## Work request
All lines in the data below carrying the string "Chicony" are to be located and copied.

## Data
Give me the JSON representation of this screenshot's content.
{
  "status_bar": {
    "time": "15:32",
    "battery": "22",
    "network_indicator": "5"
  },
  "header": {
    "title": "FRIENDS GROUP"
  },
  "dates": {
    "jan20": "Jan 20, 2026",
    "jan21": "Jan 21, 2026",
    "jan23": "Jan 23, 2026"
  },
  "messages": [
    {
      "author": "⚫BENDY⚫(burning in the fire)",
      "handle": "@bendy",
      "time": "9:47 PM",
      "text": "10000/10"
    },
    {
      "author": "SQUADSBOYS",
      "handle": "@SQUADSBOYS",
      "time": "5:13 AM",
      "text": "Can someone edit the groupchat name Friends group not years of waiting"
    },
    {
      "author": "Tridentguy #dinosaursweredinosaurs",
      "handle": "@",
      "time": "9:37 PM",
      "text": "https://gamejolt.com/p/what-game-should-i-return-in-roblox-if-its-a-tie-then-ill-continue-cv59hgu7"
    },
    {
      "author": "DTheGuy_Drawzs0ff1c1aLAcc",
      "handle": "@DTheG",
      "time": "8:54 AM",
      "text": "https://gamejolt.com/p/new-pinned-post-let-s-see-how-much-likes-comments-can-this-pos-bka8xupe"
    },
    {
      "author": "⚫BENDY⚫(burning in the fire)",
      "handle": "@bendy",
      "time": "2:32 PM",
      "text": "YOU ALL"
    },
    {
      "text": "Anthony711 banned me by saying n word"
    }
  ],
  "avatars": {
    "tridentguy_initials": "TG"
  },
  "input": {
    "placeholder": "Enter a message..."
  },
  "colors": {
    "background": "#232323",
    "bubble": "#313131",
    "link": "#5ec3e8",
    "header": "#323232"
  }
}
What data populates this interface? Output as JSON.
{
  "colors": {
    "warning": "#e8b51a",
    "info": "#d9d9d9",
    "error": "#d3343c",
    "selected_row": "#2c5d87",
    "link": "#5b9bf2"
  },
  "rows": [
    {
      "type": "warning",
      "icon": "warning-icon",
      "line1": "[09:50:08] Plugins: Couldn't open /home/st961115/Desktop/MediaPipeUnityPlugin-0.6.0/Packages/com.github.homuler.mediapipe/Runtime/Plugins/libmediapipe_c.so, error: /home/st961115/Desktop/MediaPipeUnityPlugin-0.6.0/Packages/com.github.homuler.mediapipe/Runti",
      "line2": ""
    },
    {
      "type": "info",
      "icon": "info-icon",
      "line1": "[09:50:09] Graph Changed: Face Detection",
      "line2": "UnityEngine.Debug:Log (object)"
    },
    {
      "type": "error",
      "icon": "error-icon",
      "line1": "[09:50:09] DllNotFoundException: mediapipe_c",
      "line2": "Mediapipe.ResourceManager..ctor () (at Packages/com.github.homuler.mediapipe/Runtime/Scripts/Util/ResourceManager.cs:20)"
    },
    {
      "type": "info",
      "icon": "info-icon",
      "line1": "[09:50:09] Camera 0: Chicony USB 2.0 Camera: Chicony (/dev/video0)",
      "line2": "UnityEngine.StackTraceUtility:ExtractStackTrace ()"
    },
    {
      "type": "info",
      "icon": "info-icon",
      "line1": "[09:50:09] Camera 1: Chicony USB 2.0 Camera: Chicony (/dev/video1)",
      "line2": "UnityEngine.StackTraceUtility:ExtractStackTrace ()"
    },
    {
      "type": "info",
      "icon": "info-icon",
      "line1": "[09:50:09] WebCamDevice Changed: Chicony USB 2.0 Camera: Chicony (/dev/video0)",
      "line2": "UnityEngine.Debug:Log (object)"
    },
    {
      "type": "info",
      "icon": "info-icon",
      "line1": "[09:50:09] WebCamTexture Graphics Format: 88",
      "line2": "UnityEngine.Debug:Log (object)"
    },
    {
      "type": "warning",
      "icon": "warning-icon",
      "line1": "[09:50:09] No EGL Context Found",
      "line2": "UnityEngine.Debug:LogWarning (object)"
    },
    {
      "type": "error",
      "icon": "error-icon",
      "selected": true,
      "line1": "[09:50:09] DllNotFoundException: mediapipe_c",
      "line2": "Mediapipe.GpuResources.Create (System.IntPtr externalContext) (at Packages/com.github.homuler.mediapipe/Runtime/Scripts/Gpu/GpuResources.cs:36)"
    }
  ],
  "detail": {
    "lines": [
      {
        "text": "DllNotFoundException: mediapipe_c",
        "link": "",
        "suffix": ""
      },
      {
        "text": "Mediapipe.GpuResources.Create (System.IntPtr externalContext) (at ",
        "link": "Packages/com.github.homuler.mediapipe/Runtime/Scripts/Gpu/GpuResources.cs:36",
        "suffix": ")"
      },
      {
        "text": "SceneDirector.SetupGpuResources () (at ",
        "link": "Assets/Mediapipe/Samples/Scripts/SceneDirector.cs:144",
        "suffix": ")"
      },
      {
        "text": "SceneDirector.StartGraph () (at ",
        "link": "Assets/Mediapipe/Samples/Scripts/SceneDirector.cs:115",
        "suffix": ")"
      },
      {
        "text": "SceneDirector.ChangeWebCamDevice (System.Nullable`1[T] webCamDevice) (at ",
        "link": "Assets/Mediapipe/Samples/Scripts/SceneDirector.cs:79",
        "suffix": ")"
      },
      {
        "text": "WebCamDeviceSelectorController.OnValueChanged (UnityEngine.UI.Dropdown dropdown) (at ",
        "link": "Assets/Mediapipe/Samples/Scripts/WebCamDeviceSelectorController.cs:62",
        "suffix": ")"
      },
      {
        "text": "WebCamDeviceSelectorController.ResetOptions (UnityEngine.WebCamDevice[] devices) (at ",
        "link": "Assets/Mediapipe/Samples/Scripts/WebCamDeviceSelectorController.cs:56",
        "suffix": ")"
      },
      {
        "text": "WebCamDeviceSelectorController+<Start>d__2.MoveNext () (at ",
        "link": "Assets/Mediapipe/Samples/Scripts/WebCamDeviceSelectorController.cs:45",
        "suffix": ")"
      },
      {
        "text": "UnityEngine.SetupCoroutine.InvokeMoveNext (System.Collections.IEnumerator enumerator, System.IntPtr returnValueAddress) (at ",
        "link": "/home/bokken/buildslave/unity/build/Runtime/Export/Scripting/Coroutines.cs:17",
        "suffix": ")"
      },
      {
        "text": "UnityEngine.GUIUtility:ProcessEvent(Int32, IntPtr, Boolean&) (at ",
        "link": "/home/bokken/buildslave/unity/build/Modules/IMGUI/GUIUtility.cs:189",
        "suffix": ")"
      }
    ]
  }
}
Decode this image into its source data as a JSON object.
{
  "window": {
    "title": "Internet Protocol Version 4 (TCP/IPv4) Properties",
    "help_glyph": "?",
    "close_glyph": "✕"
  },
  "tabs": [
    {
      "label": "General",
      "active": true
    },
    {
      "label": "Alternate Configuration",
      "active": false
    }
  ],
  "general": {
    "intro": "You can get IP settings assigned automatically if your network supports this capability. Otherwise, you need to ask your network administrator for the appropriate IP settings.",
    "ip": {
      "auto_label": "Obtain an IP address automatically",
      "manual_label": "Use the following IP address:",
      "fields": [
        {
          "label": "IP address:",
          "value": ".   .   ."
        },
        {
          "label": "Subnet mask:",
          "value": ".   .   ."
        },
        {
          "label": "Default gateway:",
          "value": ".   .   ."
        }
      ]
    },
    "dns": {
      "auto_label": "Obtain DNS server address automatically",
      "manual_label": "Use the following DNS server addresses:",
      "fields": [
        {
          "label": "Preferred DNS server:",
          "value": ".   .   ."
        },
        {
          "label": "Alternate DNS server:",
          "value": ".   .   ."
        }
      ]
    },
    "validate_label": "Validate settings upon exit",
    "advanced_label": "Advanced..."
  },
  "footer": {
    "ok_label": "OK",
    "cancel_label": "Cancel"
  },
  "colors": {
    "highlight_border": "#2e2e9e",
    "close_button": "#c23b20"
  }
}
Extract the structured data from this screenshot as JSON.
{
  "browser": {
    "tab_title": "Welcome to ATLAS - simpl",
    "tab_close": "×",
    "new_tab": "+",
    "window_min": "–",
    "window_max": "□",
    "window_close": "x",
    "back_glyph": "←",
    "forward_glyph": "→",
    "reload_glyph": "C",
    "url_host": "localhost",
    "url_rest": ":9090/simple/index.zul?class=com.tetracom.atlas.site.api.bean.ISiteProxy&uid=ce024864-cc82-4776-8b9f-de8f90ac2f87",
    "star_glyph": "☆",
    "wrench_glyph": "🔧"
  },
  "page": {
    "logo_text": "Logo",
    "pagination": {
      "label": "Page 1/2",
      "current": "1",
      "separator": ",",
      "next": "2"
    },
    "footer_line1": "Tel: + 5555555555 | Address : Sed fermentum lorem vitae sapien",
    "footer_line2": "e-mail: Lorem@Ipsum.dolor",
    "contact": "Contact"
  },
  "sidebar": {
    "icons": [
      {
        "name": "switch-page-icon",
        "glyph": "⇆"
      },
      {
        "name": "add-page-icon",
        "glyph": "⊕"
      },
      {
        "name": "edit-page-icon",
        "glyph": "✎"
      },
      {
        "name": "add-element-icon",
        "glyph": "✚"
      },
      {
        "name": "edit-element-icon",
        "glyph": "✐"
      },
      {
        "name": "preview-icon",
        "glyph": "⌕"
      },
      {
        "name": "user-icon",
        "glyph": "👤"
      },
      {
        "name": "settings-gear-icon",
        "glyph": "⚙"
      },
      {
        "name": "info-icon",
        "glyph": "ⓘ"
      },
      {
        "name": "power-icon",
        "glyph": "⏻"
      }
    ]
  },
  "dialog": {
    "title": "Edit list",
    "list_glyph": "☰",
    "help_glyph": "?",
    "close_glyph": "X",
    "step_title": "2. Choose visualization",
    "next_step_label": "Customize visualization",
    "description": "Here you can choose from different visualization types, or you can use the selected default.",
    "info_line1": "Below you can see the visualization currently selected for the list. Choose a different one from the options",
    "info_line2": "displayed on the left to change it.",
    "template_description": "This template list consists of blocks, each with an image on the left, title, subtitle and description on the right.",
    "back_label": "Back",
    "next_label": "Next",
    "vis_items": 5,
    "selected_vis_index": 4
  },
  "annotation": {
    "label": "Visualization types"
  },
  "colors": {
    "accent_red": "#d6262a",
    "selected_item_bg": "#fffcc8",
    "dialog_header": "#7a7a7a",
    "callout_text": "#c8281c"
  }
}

## Expected output
      "line1": "[09:50:09] Camera 0: Chicony USB 2.0 Camera: Chicony (/dev/video0)",
      "line1": "[09:50:09] Camera 1: Chicony USB 2.0 Camera: Chicony (/dev/video1)",
      "line1": "[09:50:09] WebCamDevice Changed: Chicony USB 2.0 Camera: Chicony (/dev/video0)",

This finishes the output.